RECORDS FOR THIS EXERCISE section start
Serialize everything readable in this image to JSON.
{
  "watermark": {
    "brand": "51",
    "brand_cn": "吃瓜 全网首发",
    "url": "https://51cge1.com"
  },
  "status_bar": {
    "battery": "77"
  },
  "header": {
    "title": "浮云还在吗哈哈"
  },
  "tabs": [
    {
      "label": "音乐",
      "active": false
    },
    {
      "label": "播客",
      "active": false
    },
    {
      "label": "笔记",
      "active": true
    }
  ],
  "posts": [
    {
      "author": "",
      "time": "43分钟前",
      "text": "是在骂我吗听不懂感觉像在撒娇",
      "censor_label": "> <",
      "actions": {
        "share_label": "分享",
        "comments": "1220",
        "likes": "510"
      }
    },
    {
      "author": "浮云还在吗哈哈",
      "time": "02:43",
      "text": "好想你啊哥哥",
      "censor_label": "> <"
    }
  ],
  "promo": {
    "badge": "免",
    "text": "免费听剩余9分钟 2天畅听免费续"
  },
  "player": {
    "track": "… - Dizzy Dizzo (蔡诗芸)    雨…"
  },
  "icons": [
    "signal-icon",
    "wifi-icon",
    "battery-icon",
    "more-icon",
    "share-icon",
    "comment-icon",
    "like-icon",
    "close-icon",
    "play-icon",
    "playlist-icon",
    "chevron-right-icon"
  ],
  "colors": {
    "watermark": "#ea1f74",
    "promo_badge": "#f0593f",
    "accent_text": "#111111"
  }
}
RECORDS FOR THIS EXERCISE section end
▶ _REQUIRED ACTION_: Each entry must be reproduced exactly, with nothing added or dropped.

▶ _EXERCISE RESPONSE_:
Serialize everything readable in this image to JSON.
{
  "watermark": {
    "brand": "51",
    "brand_cn": "吃瓜 全网首发",
    "url": "https://51cge1.com"
  },
  "status_bar": {
    "battery": "77"
  },
  "header": {
    "title": "浮云还在吗哈哈"
  },
  "tabs": [
    {
      "label": "音乐",
      "active": false
    },
    {
      "label": "播客",
      "active": false
    },
    {
      "label": "笔记",
      "active": true
    }
  ],
  "posts": [
    {
      "author": "",
      "time": "43分钟前",
      "text": "是在骂我吗听不懂感觉像在撒娇",
      "censor_label": "> <",
      "actions": {
        "share_label": "分享",
        "comments": "1220",
        "likes": "510"
      }
    },
    {
      "author": "浮云还在吗哈哈",
      "time": "02:43",
      "text": "好想你啊哥哥",
      "censor_label": "> <"
    }
  ],
  "promo": {
    "badge": "免",
    "text": "免费听剩余9分钟 2天畅听免费续"
  },
  "player": {
    "track": "… - Dizzy Dizzo (蔡诗芸)    雨…"
  },
  "icons": [
    "signal-icon",
    "wifi-icon",
    "battery-icon",
    "more-icon",
    "share-icon",
    "comment-icon",
    "like-icon",
    "close-icon",
    "play-icon",
    "playlist-icon",
    "chevron-right-icon"
  ],
  "colors": {
    "watermark": "#ea1f74",
    "promo_badge": "#f0593f",
    "accent_text": "#111111"
  }
}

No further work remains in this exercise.